Dataset rows for apps and sites:
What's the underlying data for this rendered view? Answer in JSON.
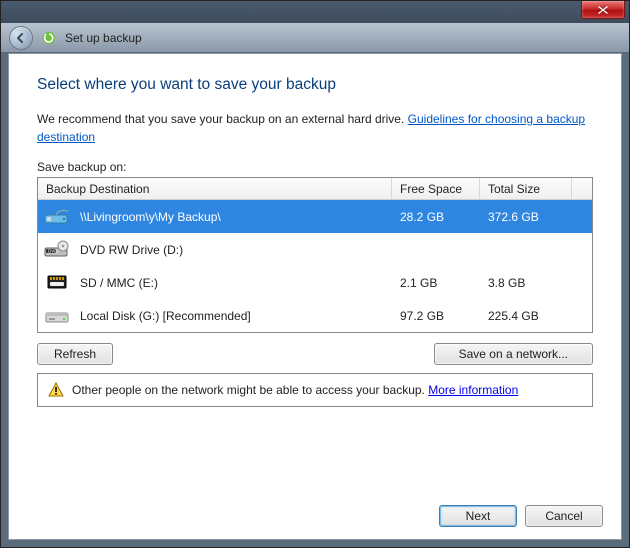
{
  "titlebar": {},
  "nav": {
    "title": "Set up backup"
  },
  "main": {
    "heading": "Select where you want to save your backup",
    "recommend_text": "We recommend that you save your backup on an external hard drive. ",
    "guidelines_link": "Guidelines for choosing a backup destination",
    "save_label": "Save backup on:",
    "columns": {
      "dest": "Backup Destination",
      "free": "Free Space",
      "total": "Total Size"
    },
    "rows": [
      {
        "icon": "network-drive",
        "name": "\\\\Livingroom\\y\\My Backup\\",
        "free": "28.2 GB",
        "total": "372.6 GB",
        "selected": true
      },
      {
        "icon": "dvd-drive",
        "name": "DVD RW Drive (D:)",
        "free": "",
        "total": "",
        "selected": false
      },
      {
        "icon": "sd-card",
        "name": "SD / MMC (E:)",
        "free": "2.1 GB",
        "total": "3.8 GB",
        "selected": false
      },
      {
        "icon": "local-disk",
        "name": "Local Disk (G:) [Recommended]",
        "free": "97.2 GB",
        "total": "225.4 GB",
        "selected": false
      }
    ],
    "refresh_label": "Refresh",
    "network_label": "Save on a network...",
    "warning_text": "Other people on the network might be able to access your backup. ",
    "warning_link": "More information"
  },
  "footer": {
    "next": "Next",
    "cancel": "Cancel"
  }
}
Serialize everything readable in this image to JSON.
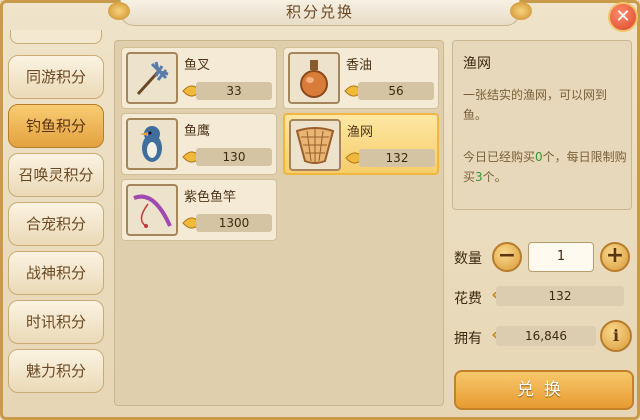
{
  "window": {
    "title": "积分兑换",
    "close_label": "✕"
  },
  "tabs": [
    {
      "label": "同游积分",
      "active": false
    },
    {
      "label": "钓鱼积分",
      "active": true
    },
    {
      "label": "召唤灵积分",
      "active": false
    },
    {
      "label": "合宠积分",
      "active": false
    },
    {
      "label": "战神积分",
      "active": false
    },
    {
      "label": "时讯积分",
      "active": false
    },
    {
      "label": "魅力积分",
      "active": false
    }
  ],
  "items": [
    {
      "name": "鱼叉",
      "price": "33",
      "icon": "trident-icon"
    },
    {
      "name": "香油",
      "price": "56",
      "icon": "oil-bottle-icon"
    },
    {
      "name": "鱼鹰",
      "price": "130",
      "icon": "kingfisher-icon"
    },
    {
      "name": "渔网",
      "price": "132",
      "icon": "fishing-net-icon",
      "selected": true
    },
    {
      "name": "紫色鱼竿",
      "price": "1300",
      "icon": "fishing-rod-icon"
    }
  ],
  "detail": {
    "name": "渔网",
    "description": "一张结实的渔网，可以网到鱼。",
    "limit_prefix": "今日已经购买",
    "bought": "0",
    "limit_middle": "个，每日限制购买",
    "limit": "3",
    "limit_suffix": "个。"
  },
  "purchase": {
    "quantity_label": "数量",
    "quantity": "1",
    "minus_label": "−",
    "plus_label": "+",
    "cost_label": "花费",
    "cost": "132",
    "owned_label": "拥有",
    "owned": "16,846",
    "info_label": "i",
    "exchange_label": "兑换"
  },
  "colors": {
    "accent": "#e69a32",
    "highlight_green": "#2f9a2f",
    "selected_bg": "#f6cd6a"
  }
}
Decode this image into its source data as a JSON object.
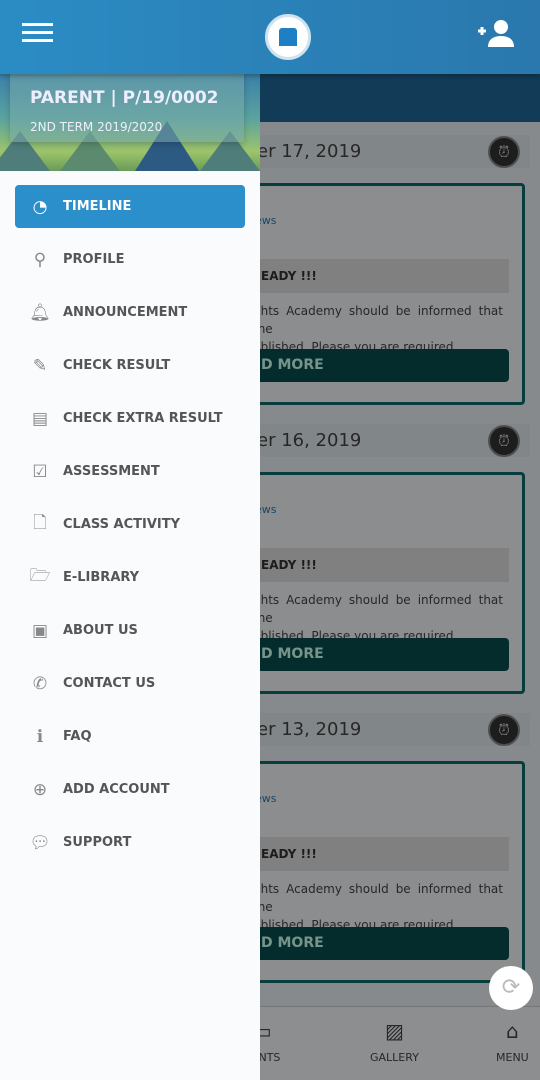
{
  "header": {
    "menu_icon": "hamburger-icon",
    "logo": "school-logo",
    "add_user_icon": "add-user-icon"
  },
  "drawer": {
    "user": "PARENT | P/19/0002",
    "term": "2ND TERM 2019/2020",
    "items": [
      {
        "label": "TIMELINE",
        "icon": "dashboard-icon",
        "active": true
      },
      {
        "label": "PROFILE",
        "icon": "person-pin-icon"
      },
      {
        "label": "ANNOUNCEMENT",
        "icon": "bell-icon"
      },
      {
        "label": "CHECK RESULT",
        "icon": "edit-icon"
      },
      {
        "label": "CHECK EXTRA RESULT",
        "icon": "newspaper-icon"
      },
      {
        "label": "ASSESSMENT",
        "icon": "checkbox-icon"
      },
      {
        "label": "CLASS ACTIVITY",
        "icon": "file-icon"
      },
      {
        "label": "E-LIBRARY",
        "icon": "folder-open-icon"
      },
      {
        "label": "ABOUT US",
        "icon": "id-card-icon"
      },
      {
        "label": "CONTACT US",
        "icon": "phone-icon"
      },
      {
        "label": "FAQ",
        "icon": "info-icon"
      },
      {
        "label": "ADD ACCOUNT",
        "icon": "plus-circle-icon"
      },
      {
        "label": "SUPPORT",
        "icon": "comments-icon"
      }
    ]
  },
  "timeline": [
    {
      "date": "er 17, 2019",
      "category": "ews",
      "title": "EADY !!!",
      "body_line1": "ghts Academy should be informed that the",
      "body_line2": "ublished. Please you are required ...",
      "button": "D MORE"
    },
    {
      "date": "er 16, 2019",
      "category": "ews",
      "title": "EADY !!!",
      "body_line1": "ghts Academy should be informed that the",
      "body_line2": "ublished. Please you are required ...",
      "button": "D MORE"
    },
    {
      "date": "er 13, 2019",
      "category": "ews",
      "title": "EADY !!!",
      "body_line1": "ghts Academy should be informed that the",
      "body_line2": "ublished. Please you are required ...",
      "button": "D MORE"
    }
  ],
  "bottom_nav": [
    {
      "label": "VENTS",
      "icon": "calendar-icon"
    },
    {
      "label": "GALLERY",
      "icon": "image-icon"
    },
    {
      "label": "MENU",
      "icon": "home-icon"
    }
  ],
  "refresh_icon": "refresh-icon"
}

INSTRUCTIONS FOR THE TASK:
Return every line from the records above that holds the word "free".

SOLUTION TO THIS PROBLEM:
      "free": "Free Space",
        "free": "28.2 GB",
        "free": "",
        "free": "2.1 GB",
        "free": "97.2 GB",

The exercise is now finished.